Each establishment is normally inspected over two weeks to ensure adequate preparation and research are carried out before the actual prison inspection begins. The inspectors will speak to large pools of people on all sides of the prison, from inmates to the cafeteria chefs. This will ensure that the inspectors develop a well-rounded perspective of the prison. So they can act accordingly.
Can inspections be rejected?
No. Regardless of whether the prison has been provided with a prior warning or the inspectors arrive unannounced, the establishment has no basis to reject an inspection. An attempted rejection would suggest that there is something wrong with the facility.
Who conducts the inspections?
As there are several types of holding facilities, there are also various external companies that carry out prison inspections. In the UK, we have the HM Inspectorate Of Prisons, a partner of the Ministry of Justice, who inspect various types of facilities to report on the conditions of the facilities and the treatment of the inmates. Their findings are presented to the establishment’s managers, who are expected to make changes.
The different types of holding facilities
Due to the ethics of placing offending children and foreign nationals in the same facilities as adult offenders, several types of institutions exist to house them all. These establishments include:
These facilities hold those under 18. The prison inspections here are conducted annually.
Secure Training Centres
HM Inspectorate of Prisons doesn’t run the inspections in these facilities. Instead, these centres (which hold young offenders up to the age of 17) are inspected by Ofsted.
Short-term holding facilities
This is the first step of the deportation process. These are inspected at least once every six years and are scheduled following risk assessments.
Immigration removal centres
This is the second step of deportation. These facilities are inspected every four years, but more often when there are children present.
This is the last stage of the deportation process when foreign nationals are returned to their country of origin and are inspected bi-yearly.
There are detainment cells that detain those awaiting trial. They’re inspected three times a year.
This is where all military personnel are taken after being arrested and are inspected every two to three years by invitation from the military.
Health in prisons
Additionally to the comfort of inmates, health in prisons must also be carefully monitored to ensure that inmates don’t fall ill or become subject to injury while in detention.
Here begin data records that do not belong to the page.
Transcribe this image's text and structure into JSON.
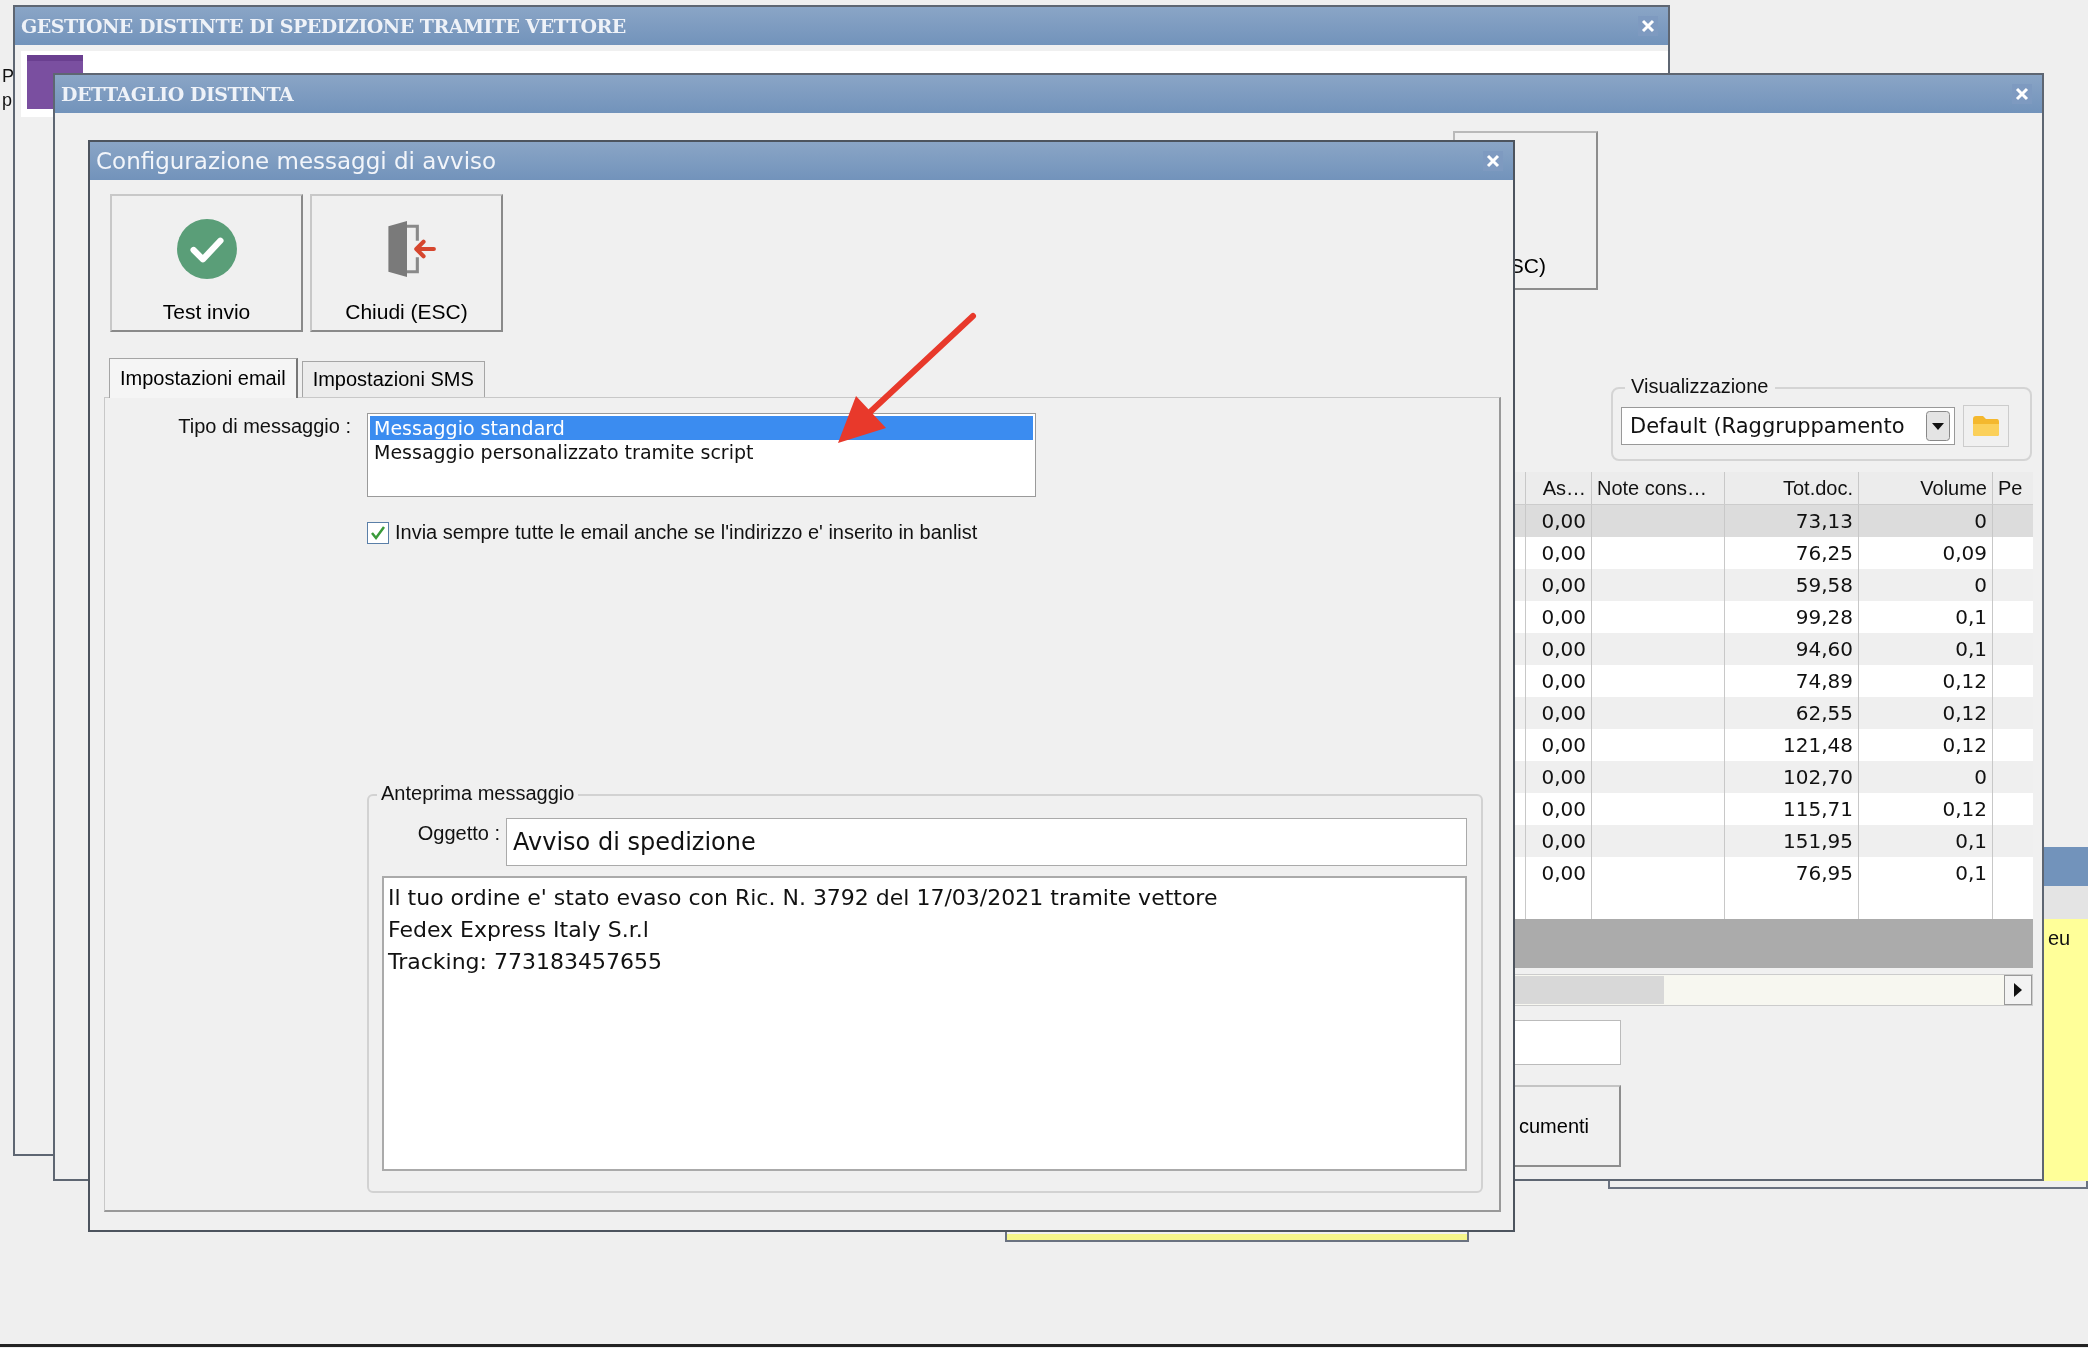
{
  "desktop": {
    "edge_letters": [
      "P",
      "p"
    ]
  },
  "back_window": {
    "title": "GESTIONE DISTINTE DI SPEDIZIONE TRAMITE VETTORE"
  },
  "detail_window": {
    "title": "DETTAGLIO DISTINTA",
    "button_fragment": "SC)",
    "view_group": {
      "legend": "Visualizzazione",
      "value": "Default (Raggruppamento"
    },
    "table": {
      "columns": [
        "As…",
        "Note cons…",
        "Tot.doc.",
        "Volume",
        "Pe"
      ],
      "rows": [
        {
          "as": "0,00",
          "tot_doc": "73,13",
          "volume": "0",
          "selected": true
        },
        {
          "as": "0,00",
          "tot_doc": "76,25",
          "volume": "0,09",
          "selected": false
        },
        {
          "as": "0,00",
          "tot_doc": "59,58",
          "volume": "0",
          "selected": false
        },
        {
          "as": "0,00",
          "tot_doc": "99,28",
          "volume": "0,1",
          "selected": false
        },
        {
          "as": "0,00",
          "tot_doc": "94,60",
          "volume": "0,1",
          "selected": false
        },
        {
          "as": "0,00",
          "tot_doc": "74,89",
          "volume": "0,12",
          "selected": false
        },
        {
          "as": "0,00",
          "tot_doc": "62,55",
          "volume": "0,12",
          "selected": false
        },
        {
          "as": "0,00",
          "tot_doc": "121,48",
          "volume": "0,12",
          "selected": false
        },
        {
          "as": "0,00",
          "tot_doc": "102,70",
          "volume": "0",
          "selected": false
        },
        {
          "as": "0,00",
          "tot_doc": "115,71",
          "volume": "0,12",
          "selected": false
        },
        {
          "as": "0,00",
          "tot_doc": "151,95",
          "volume": "0,1",
          "selected": false
        },
        {
          "as": "0,00",
          "tot_doc": "76,95",
          "volume": "0,1",
          "selected": false
        }
      ]
    },
    "bottom_button_fragment": "cumenti"
  },
  "side_panel": {
    "text": "eu"
  },
  "dialog": {
    "title": "Configurazione messaggi di avviso",
    "toolbar": [
      {
        "kind": "test",
        "label": "Test invio"
      },
      {
        "kind": "close",
        "label": "Chiudi (ESC)"
      }
    ],
    "tabs": [
      {
        "label": "Impostazioni email",
        "selected": true
      },
      {
        "label": "Impostazioni SMS",
        "selected": false
      }
    ],
    "message_type": {
      "label": "Tipo di messaggio :",
      "options": [
        {
          "label": "Messaggio standard",
          "selected": true
        },
        {
          "label": "Messaggio personalizzato tramite script",
          "selected": false
        }
      ]
    },
    "always_send": {
      "label": "Invia sempre tutte le email anche se l'indirizzo e' inserito in banlist",
      "checked": true
    },
    "preview": {
      "legend": "Anteprima messaggio",
      "subject_label": "Oggetto :",
      "subject": "Avviso di spedizione",
      "body": [
        "Il tuo ordine e' stato evaso con Ric. N. 3792 del 17/03/2021 tramite vettore",
        "Fedex Express Italy S.r.l",
        "Tracking: 773183457655"
      ]
    }
  }
}
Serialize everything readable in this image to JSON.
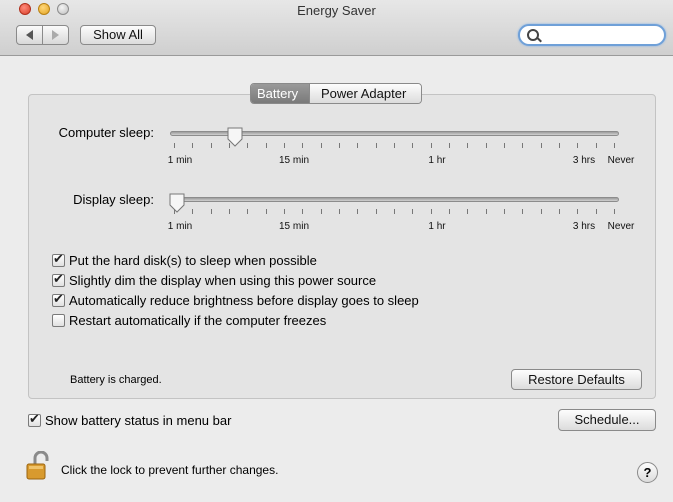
{
  "window": {
    "title": "Energy Saver"
  },
  "toolbar": {
    "back_icon": "back-arrow-icon",
    "forward_icon": "forward-arrow-icon",
    "show_all_label": "Show All",
    "search_placeholder": "",
    "search_value": ""
  },
  "tabs": [
    {
      "label": "Battery",
      "selected": true
    },
    {
      "label": "Power Adapter",
      "selected": false
    }
  ],
  "computer_sleep": {
    "label": "Computer sleep:",
    "ticks": [
      "1 min",
      "15 min",
      "1 hr",
      "3 hrs",
      "Never"
    ]
  },
  "display_sleep": {
    "label": "Display sleep:",
    "ticks": [
      "1 min",
      "15 min",
      "1 hr",
      "3 hrs",
      "Never"
    ]
  },
  "options": [
    {
      "label": "Put the hard disk(s) to sleep when possible",
      "checked": true
    },
    {
      "label": "Slightly dim the display when using this power source",
      "checked": true
    },
    {
      "label": "Automatically reduce brightness before display goes to sleep",
      "checked": true
    },
    {
      "label": "Restart automatically if the computer freezes",
      "checked": false
    }
  ],
  "battery_status": "Battery is charged.",
  "restore_defaults_label": "Restore Defaults",
  "show_battery_status": {
    "label": "Show battery status in menu bar",
    "checked": true
  },
  "schedule_label": "Schedule...",
  "lock": {
    "icon": "unlocked-padlock-icon",
    "text": "Click the lock to prevent further changes."
  },
  "help_label": "?",
  "colors": {
    "search_focus": "#6fa0d8",
    "selected_tab": "#8a8a8a"
  }
}
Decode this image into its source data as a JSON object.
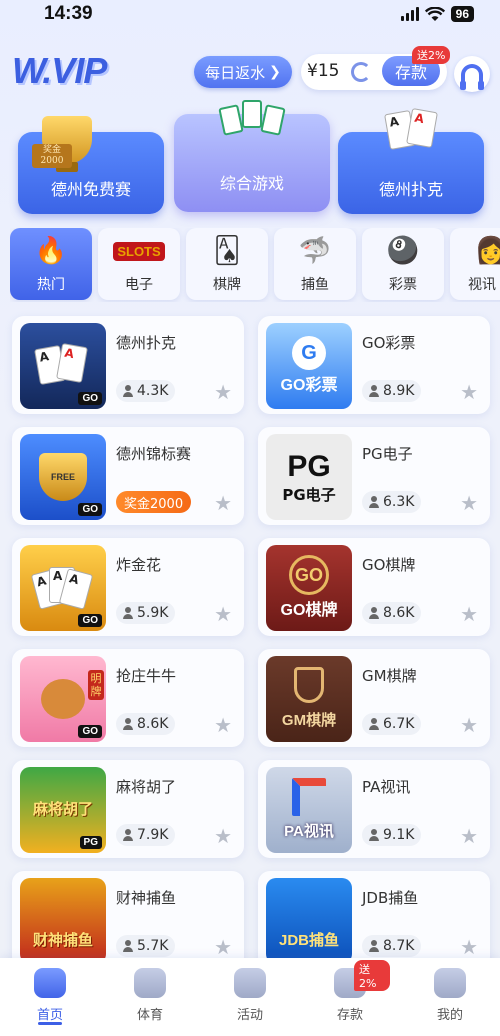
{
  "status": {
    "time": "14:39",
    "battery": "96"
  },
  "header": {
    "logo": "W.VIP",
    "rebate_label": "每日返水",
    "balance": "¥15",
    "deposit_label": "存款",
    "deposit_badge": "送2%"
  },
  "top_categories": [
    {
      "label": "德州免费赛",
      "prize_tag": "奖金\n2000"
    },
    {
      "label": "综合游戏"
    },
    {
      "label": "德州扑克"
    }
  ],
  "sub_categories": [
    "热门",
    "电子",
    "棋牌",
    "捕鱼",
    "彩票",
    "视讯"
  ],
  "thumb_texts": {
    "go_lottery": "GO彩票",
    "pg": "PG",
    "pg_sub": "PG电子",
    "go_chess": "GO棋牌",
    "gm_chess": "GM棋牌",
    "pa": "PA视讯",
    "jdb": "JDB捕鱼",
    "mahjong": "麻将胡了",
    "caishen": "财神捕鱼",
    "mingpai": "明牌",
    "go": "GO",
    "pg_small": "PG",
    "free": "FREE",
    "slots": "SLOTS",
    "ace": "A"
  },
  "games": [
    {
      "name": "德州扑克",
      "players": "4.3K"
    },
    {
      "name": "GO彩票",
      "players": "8.9K"
    },
    {
      "name": "德州锦标赛",
      "prize": "奖金2000"
    },
    {
      "name": "PG电子",
      "players": "6.3K"
    },
    {
      "name": "炸金花",
      "players": "5.9K"
    },
    {
      "name": "GO棋牌",
      "players": "8.6K"
    },
    {
      "name": "抢庄牛牛",
      "players": "8.6K"
    },
    {
      "name": "GM棋牌",
      "players": "6.7K"
    },
    {
      "name": "麻将胡了",
      "players": "7.9K"
    },
    {
      "name": "PA视讯",
      "players": "9.1K"
    },
    {
      "name": "财神捕鱼",
      "players": "5.7K"
    },
    {
      "name": "JDB捕鱼",
      "players": "8.7K"
    }
  ],
  "bottom_nav": [
    {
      "label": "首页"
    },
    {
      "label": "体育"
    },
    {
      "label": "活动"
    },
    {
      "label": "存款",
      "badge": "送2%"
    },
    {
      "label": "我的"
    }
  ],
  "colors": {
    "accent": "#4264e8",
    "badge": "#e83a3a",
    "prize": "#f56a16"
  },
  "icons": [
    "flame-icon",
    "slots-icon",
    "cards-icon",
    "fish-icon",
    "lottery-balls-icon",
    "live-dealer-icon",
    "star-icon",
    "headset-icon",
    "refresh-icon",
    "person-icon"
  ]
}
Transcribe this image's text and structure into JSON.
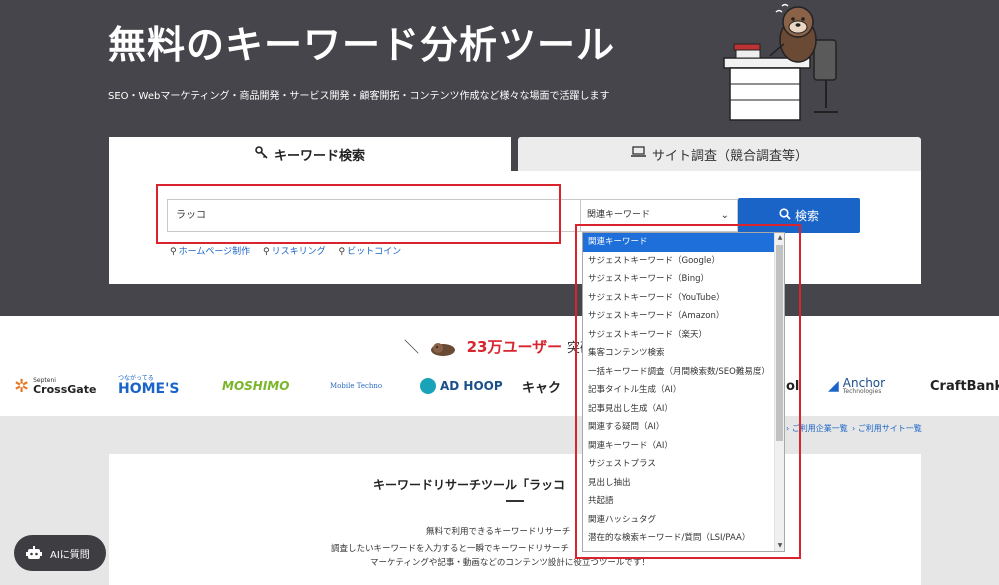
{
  "hero": {
    "title": "無料のキーワード分析ツール",
    "subtitle": "SEO・Webマーケティング・商品開発・サービス開発・顧客開拓・コンテンツ作成など様々な場面で活躍します"
  },
  "tabs": [
    {
      "label": "キーワード検索",
      "icon": "key-icon",
      "active": true
    },
    {
      "label": "サイト調査（競合調査等）",
      "icon": "laptop-icon",
      "active": false
    }
  ],
  "search": {
    "value": "ラッコ",
    "select_value": "関連キーワード",
    "button_label": "検索"
  },
  "suggestions": [
    "ホームページ制作",
    "リスキリング",
    "ビットコイン"
  ],
  "dropdown": {
    "options": [
      "関連キーワード",
      "サジェストキーワード（Google）",
      "サジェストキーワード（Bing）",
      "サジェストキーワード（YouTube）",
      "サジェストキーワード（Amazon）",
      "サジェストキーワード（楽天）",
      "集客コンテンツ検索",
      "一括キーワード調査（月間検索数/SEO難易度）",
      "記事タイトル生成（AI）",
      "記事見出し生成（AI）",
      "関連する疑問（AI）",
      "関連キーワード（AI）",
      "サジェストプラス",
      "見出し抽出",
      "共起語",
      "関連ハッシュタグ",
      "潜在的な検索キーワード/質問（LSI/PAA）"
    ],
    "selected_index": 0
  },
  "users": {
    "prefix": "＼",
    "count": "23万ユーザー",
    "suffix": "突破"
  },
  "logos": [
    "CrossGate",
    "HOME'S",
    "MOSHIMO",
    "Mobile Techno",
    "AD HOOP",
    "キャク",
    "ol",
    "Anchor",
    "CraftBank"
  ],
  "logo_sublabels": {
    "crossgate": "Septeni",
    "homes": "つながってる",
    "anchor": "Technologies"
  },
  "links": {
    "companies": "ご利用企業一覧",
    "sites": "ご利用サイト一覧"
  },
  "card": {
    "title": "キーワードリサーチツール「ラッコ",
    "line1": "無料で利用できるキーワードリサーチ",
    "line2": "調査したいキーワードを入力すると一瞬でキーワードリサーチ",
    "line3": "マーケティングや記事・動画などのコンテンツ設計に役立つツールです！"
  },
  "ai_button": {
    "label": "AIに質問"
  },
  "colors": {
    "hero_bg": "#46454b",
    "accent_blue": "#1a64c8",
    "highlight_red": "#d9232d"
  }
}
There are a few health and safety risks managers of prisons need to consider to maintain the general health of the facility.
Minor hazards are to be expected in any industry. This is something that inspectors will identify during their investigations and advise the facility on solving. An example of preventable accidents is:
As with any facility, standard hazards like slips are to be expected. Wet floor surfaces or various contaminants like fats and oils, as well as flooring with different degrees of traction, are all things that will be noted during inspections. Ensuring that there are no continually leaking pipes or spills that staff is leaving in to the pool is important to prevent slips and injury to inmates.
There may be issues within the prison itself that prison inspectors may find that could compromise health in prisons if not addressed quickly. Contamination can be fixed once identified, but some problems may need more work than others.
Water contamination can occur when the facilities in which the water is stored come into contact with inedible substances or harmful bacteria. Water tanks should be inspected every six months to ensure that they aren’t experiencing deterioration that could lead to poor prison health if not addressed quickly. Deterioration is a natural process that occurs as a result of metals in the tank rotting and falling away from years of use.
Deterioration can lead to sediment build-up. Although this doesn’t directly affect human health when ingested, it can clog up the tank and prevent it from working properly. If sediment is allowed to develop for years, it will harden and possibly cause a split in the water tank. Splits can allow bacteria to enter the tank and form algae if left untreated. This is a risk to prison health. This is why it is so important for inspectors to check for contamination.
What are the benefits of prison inspections
Essentially, prison inspections are integral in maintaining prison health and ensuring that inmates are being treated fairly and humanely.